Every accountant has to deal with debits and credits; after all, they are the life-blood of the accounting system. But what happens when we don’t know what account to credit? Or what if we don’t know if it should be credit instead of a debit? It’s questions like these that lead most accountants to drink (that and question why they chose accounting as their profession).
In order to save a few accountants from alcoholism I am dedicating this edition of “Ask the Accountant” solely to debits and/or credits. Enjoy!
What is a debit?
A debit is one of the cornerstone of the modern accounting system and has been described over the years as a sick joke.
What is a credit?
Something you get from your boss when you steal a coworker’s idea.
What do I do if I’m confused as to what account I should debit and what account I should credit?
Start drinking. If that’s not an option then, in these types of situations, I find it best to take a deep breath, think about the transaction you are trying to record and then start drinking.

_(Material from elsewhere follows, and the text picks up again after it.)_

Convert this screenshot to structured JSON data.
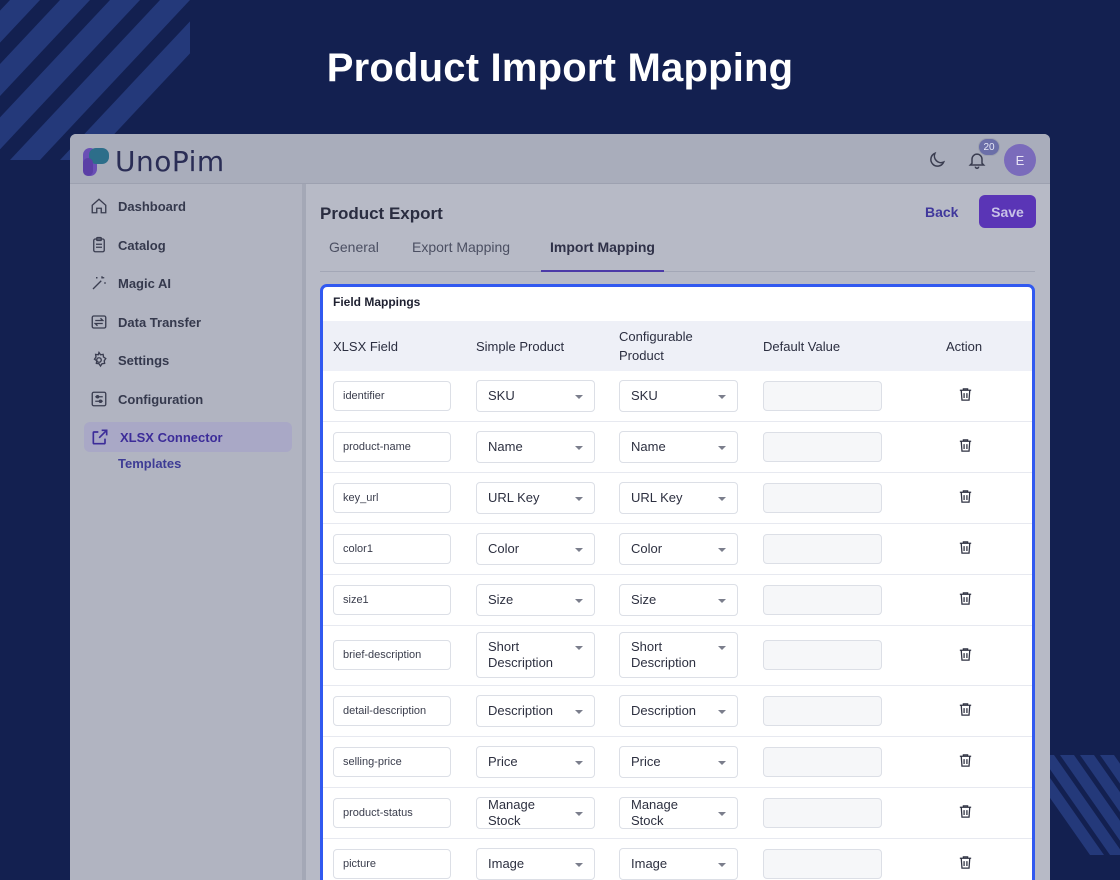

I’ve noticed that the abbreviation for debit is “DR”, why is that?
Great question! There have been many theories around why this abbreviation was chosen given that the letter “R” doesn’t appear in the word debit. In the fall of 2013 the bored (yes I meant to spell it that way) of accountancy held an emergency meeting and in the wee hours of the night (they had drank a lot of coffee, which explains the wee) published a pronouncement (FASB 420 ( W ) (E) (A) (R) (E) (R) (E) (A) (L) (L) (Y) (B) (O) (R) (E) (D)) that declared that they had no idea why it is abbreviated that way.
What happens if I accidentally credit an account instead of debit it?
This is something that you want to avoid at all costs. In the event that it does happen you will be set upon by dozens of auditors, each of whom will ask you the same question dozens of times until you confess that you not only messed up but will also confess to sneaking out of your house as a teenager, liking Miley Cyrus and being the second shooter in the JFK assassination; and this is just the start. After enduring this for months and being pushed to the brink of jumping off of a bridge they will then declare that the error is immaterial and nothing needs to be done. Cruel and heartless folks they are.
Can you explain the difference between a debit and a credit?
Ahh…this is an easy one! A debit is a positive number and a credit is a negative number. Or vise-versa.
I’m not sure that cleared anything up.
I’m not sure that I care.
Do debits always have to equal credits?
When you are taught accounting in school one of the first things that you learn is that when doing a journal entry your debits must equal your credits. In the real world, however, nobody knows the difference between the two and if your debits don’t equal your credits you can just throw the rest to petty cash or, if your company is really sophisticated, you can put into a slush fund.
Having read your previous “Ask the Accountant” posts I get the feeling that you don’t know what you are talking about. Am I right in feeling this way?
I’ve been asked this question in various forms and am becoming increasingly offended by it. To answer your question though, I get that feeling too.
I’m new to accounting and I’ve always wondered why there is a need to have both debits and credits. Wouldn’t it be simpler if you could just choose one or the other (I’m partial to debits by the way)?
I’m partial to debits as well, however, due to the double-sided entry system that has been used for centuries, it is impossible to just use one or the other unless you work for Apple; they use iAccounting which allows their accountants to perform their job by pushing the single button on their computers which then places a number (either a 1 or 0) in the journal entry as either an iDebit or iCredit. On a side note, I hear that they are about to release iAccountant 2 which, it is rumored, will get rid of accounting all together. I wonder if they are hiring…